Lines from the one containing "Transcribe this image's" through the final line of the records below are needed, copied exactly, with no pictures.

*** Dataset excerpts ***

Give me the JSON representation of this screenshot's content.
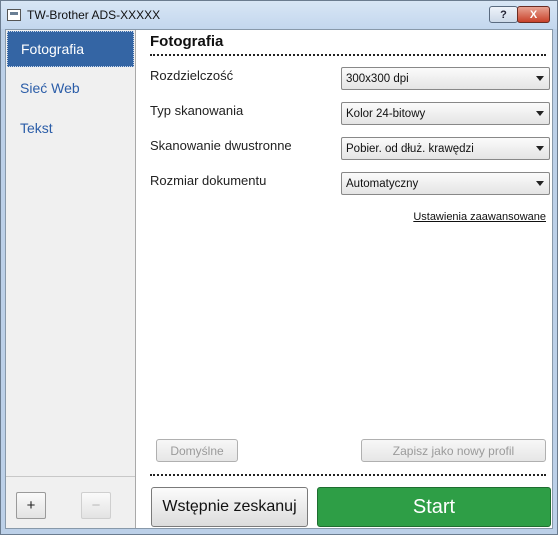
{
  "window": {
    "title": "TW-Brother ADS-XXXXX",
    "help_label": "?",
    "close_label": "X"
  },
  "sidebar": {
    "items": [
      {
        "label": "Fotografia",
        "active": true
      },
      {
        "label": "Sieć Web",
        "active": false
      },
      {
        "label": "Tekst",
        "active": false
      }
    ],
    "add_label": "+",
    "remove_label": "−"
  },
  "main": {
    "title": "Fotografia",
    "settings": [
      {
        "label": "Rozdzielczość",
        "value": "300x300 dpi"
      },
      {
        "label": "Typ skanowania",
        "value": "Kolor 24-bitowy"
      },
      {
        "label": "Skanowanie dwustronne",
        "value": "Pobier. od dłuż. krawędzi"
      },
      {
        "label": "Rozmiar dokumentu",
        "value": "Automatyczny"
      }
    ],
    "advanced_link": "Ustawienia zaawansowane",
    "default_button": "Domyślne",
    "save_profile_button": "Zapisz jako nowy profil",
    "prescan_button": "Wstępnie zeskanuj",
    "start_button": "Start"
  },
  "colors": {
    "accent": "#3465a4",
    "start": "#2e9e46",
    "titlebar": "#c3d7ee"
  }
}
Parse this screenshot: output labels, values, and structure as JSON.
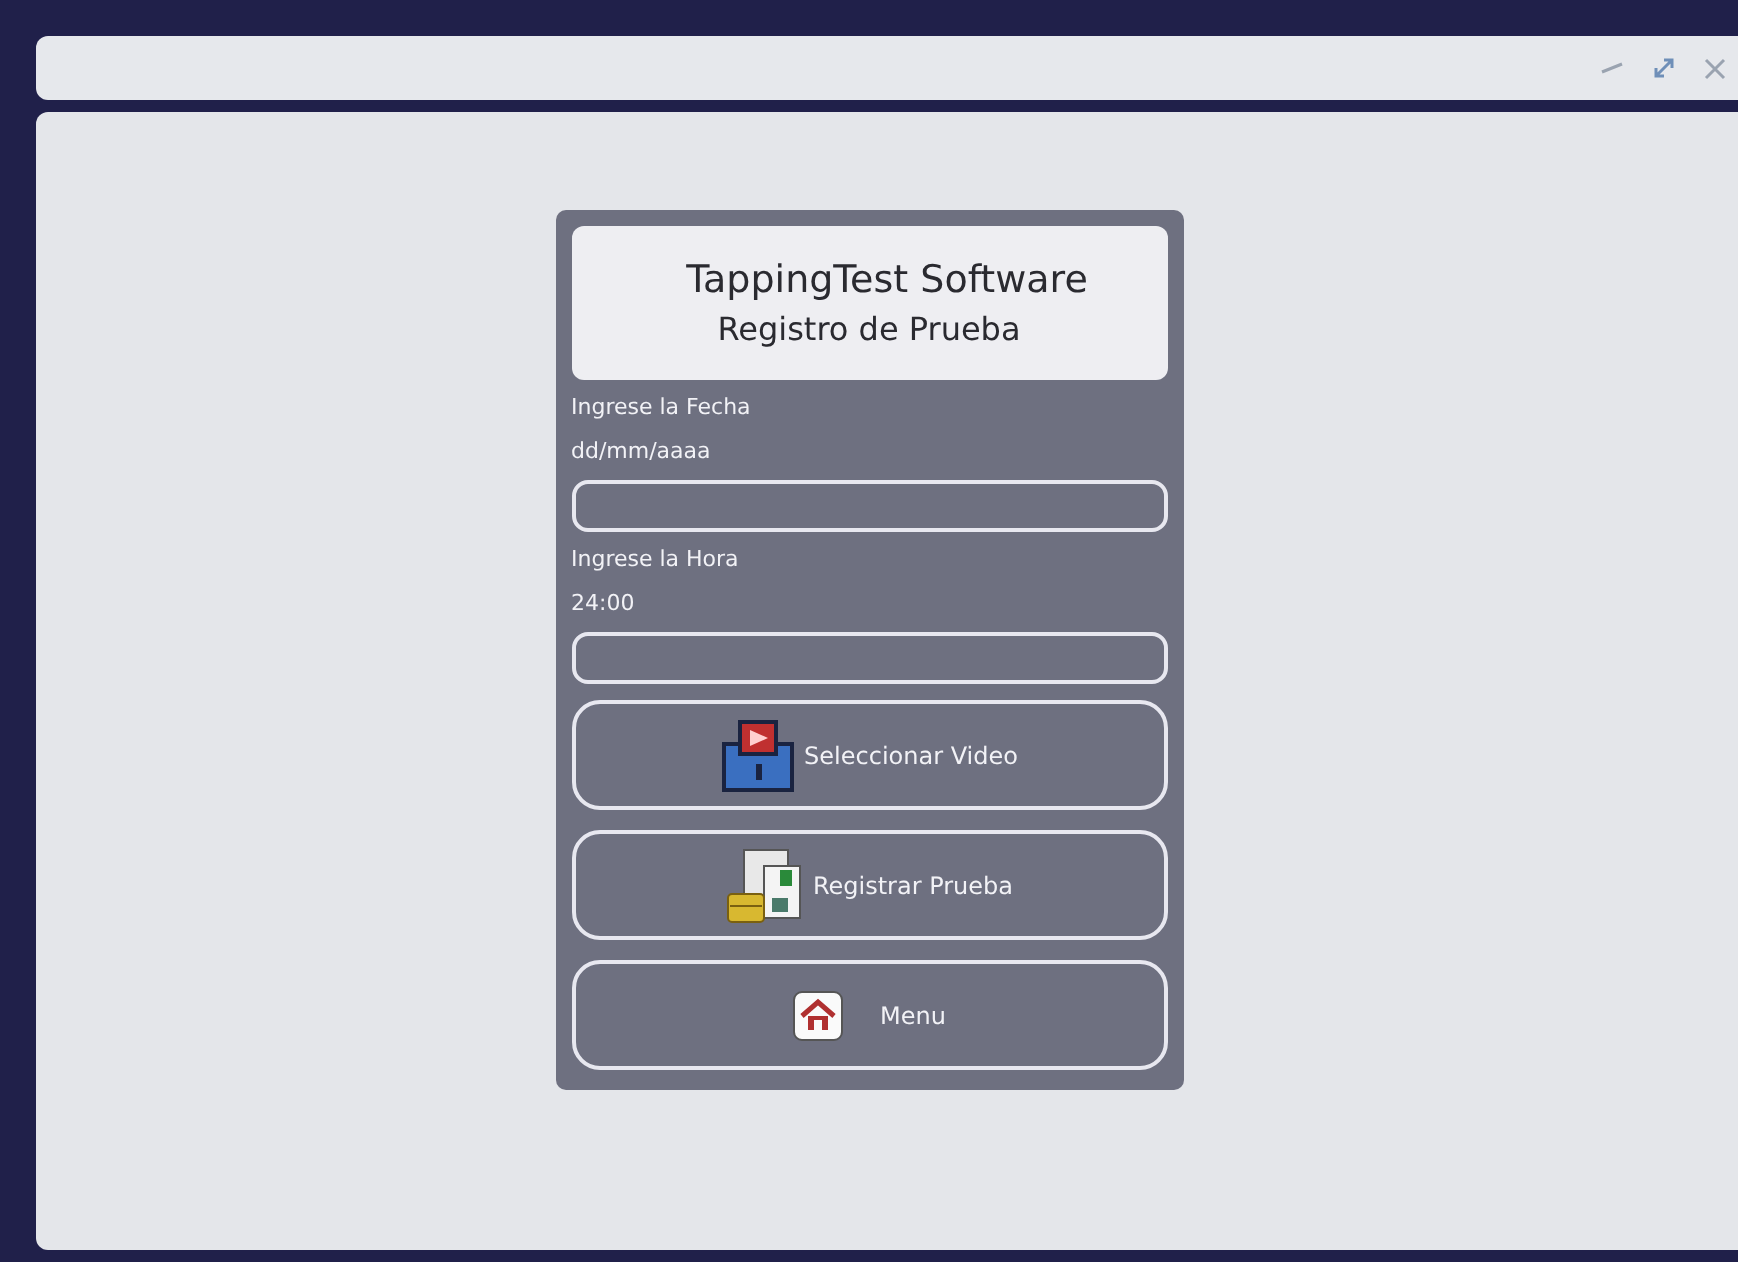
{
  "header": {
    "title": "TappingTest Software",
    "subtitle": "Registro de Prueba"
  },
  "fields": [
    {
      "label": "Ingrese la Fecha",
      "hint": "dd/mm/aaaa"
    },
    {
      "label": "Ingrese la Hora",
      "hint": "24:00"
    }
  ],
  "buttons": [
    {
      "label": "Seleccionar Video",
      "kind": "video"
    },
    {
      "label": "Registrar Prueba",
      "kind": "register"
    },
    {
      "label": "Menu",
      "kind": "home"
    }
  ]
}
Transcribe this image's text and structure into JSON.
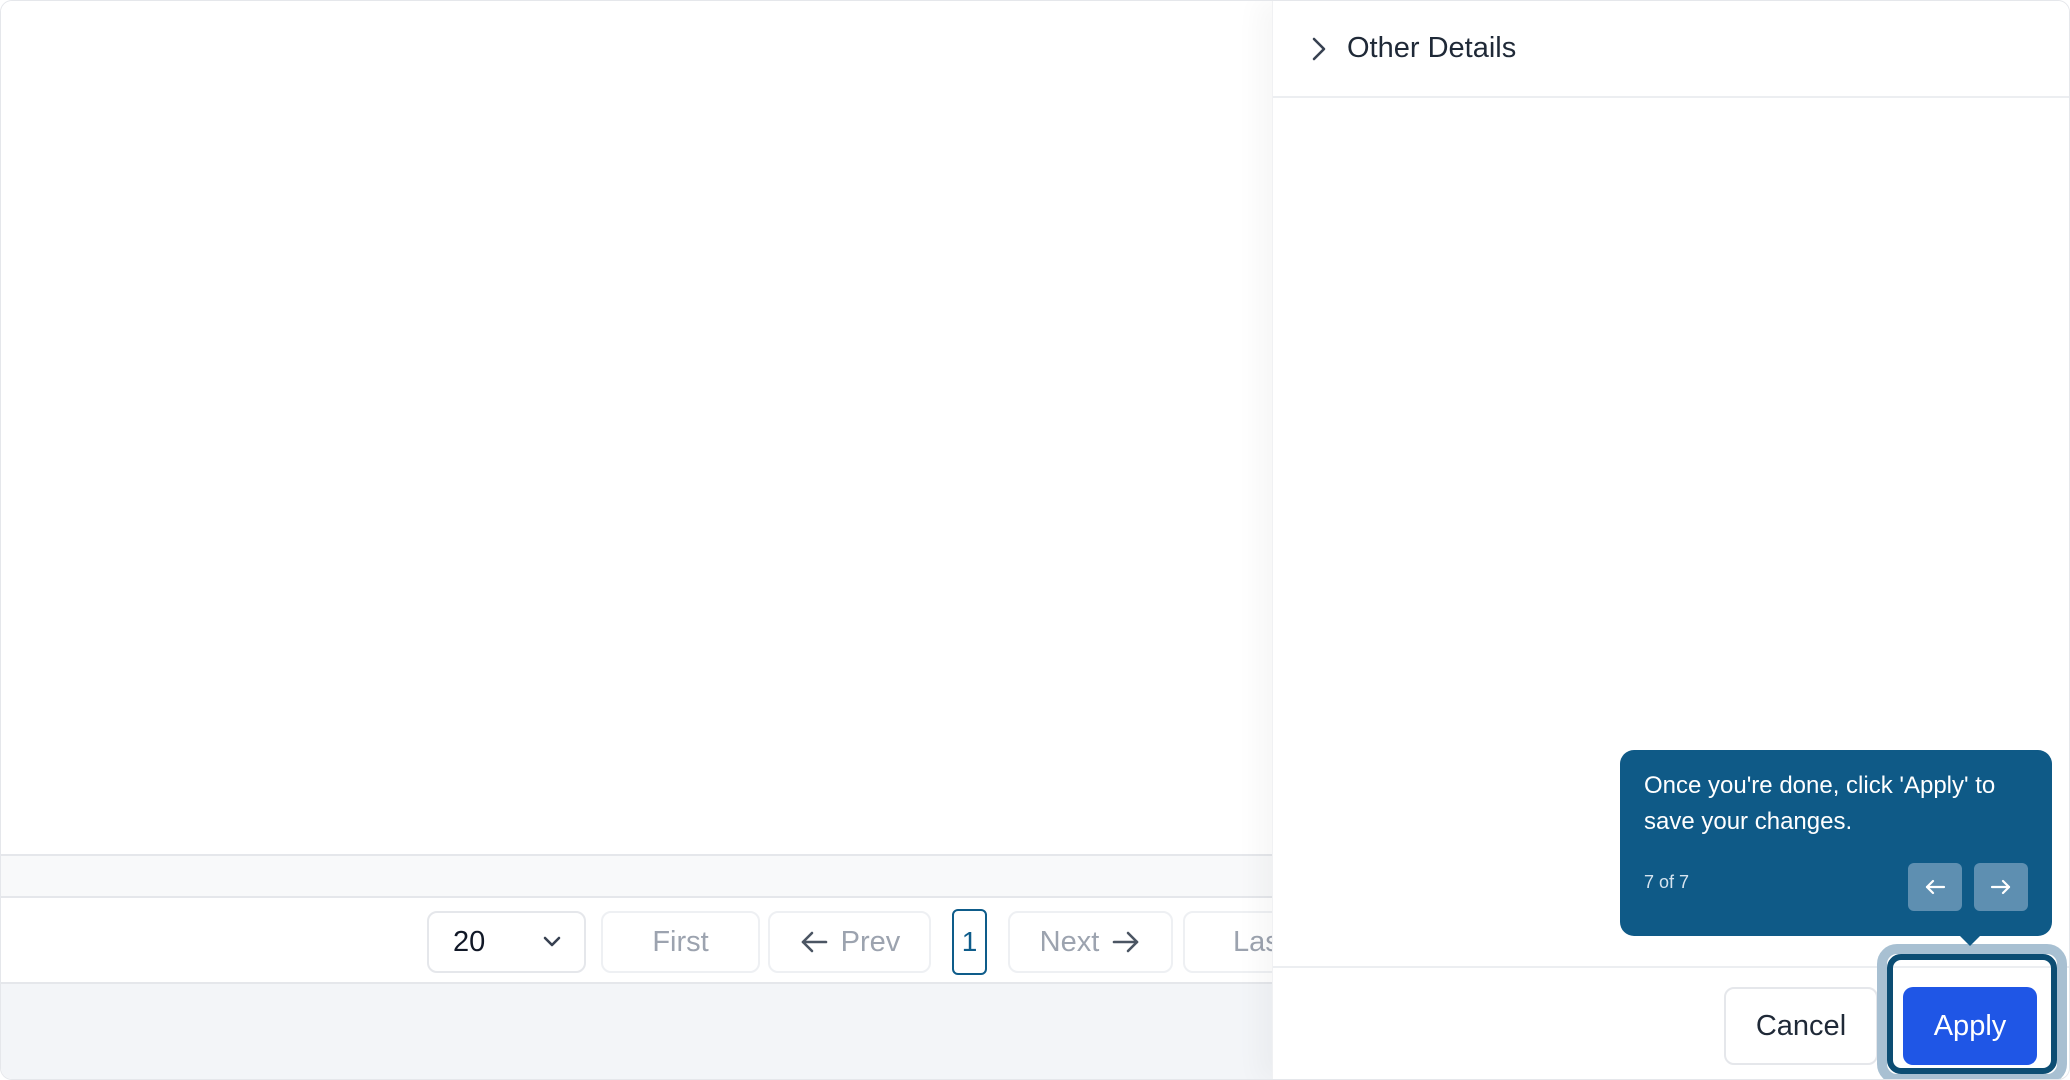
{
  "pagination": {
    "page_size": "20",
    "first_label": "First",
    "prev_label": "Prev",
    "current_page": "1",
    "next_label": "Next",
    "last_label": "Las"
  },
  "drawer": {
    "section_title": "Other Details",
    "cancel_label": "Cancel",
    "apply_label": "Apply"
  },
  "tour": {
    "message": "Once you're done, click 'Apply' to save your changes.",
    "progress": "7 of 7"
  },
  "icons": {
    "page_size_dropdown": "chevron-down-icon",
    "prev": "arrow-left-icon",
    "next": "arrow-right-icon",
    "section_toggle": "chevron-right-icon",
    "tour_prev": "arrow-left-icon",
    "tour_next": "arrow-right-icon"
  },
  "colors": {
    "primary": "#1f56e6",
    "tooltip_bg": "#0f5a87",
    "highlight_ring": "#0c4d73",
    "current_page_border": "#0e5c8a"
  }
}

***

● **Result of the exercise**
Transcribe this image's text and structure into JSON.
{
  "pagination": {
    "page_size": "20",
    "first_label": "First",
    "prev_label": "Prev",
    "current_page": "1",
    "next_label": "Next",
    "last_label": "Las"
  },
  "drawer": {
    "section_title": "Other Details",
    "cancel_label": "Cancel",
    "apply_label": "Apply"
  },
  "tour": {
    "message": "Once you're done, click 'Apply' to save your changes.",
    "progress": "7 of 7"
  },
  "icons": {
    "page_size_dropdown": "chevron-down-icon",
    "prev": "arrow-left-icon",
    "next": "arrow-right-icon",
    "section_toggle": "chevron-right-icon",
    "tour_prev": "arrow-left-icon",
    "tour_next": "arrow-right-icon"
  },
  "colors": {
    "primary": "#1f56e6",
    "tooltip_bg": "#0f5a87",
    "highlight_ring": "#0c4d73",
    "current_page_border": "#0e5c8a"
  }
}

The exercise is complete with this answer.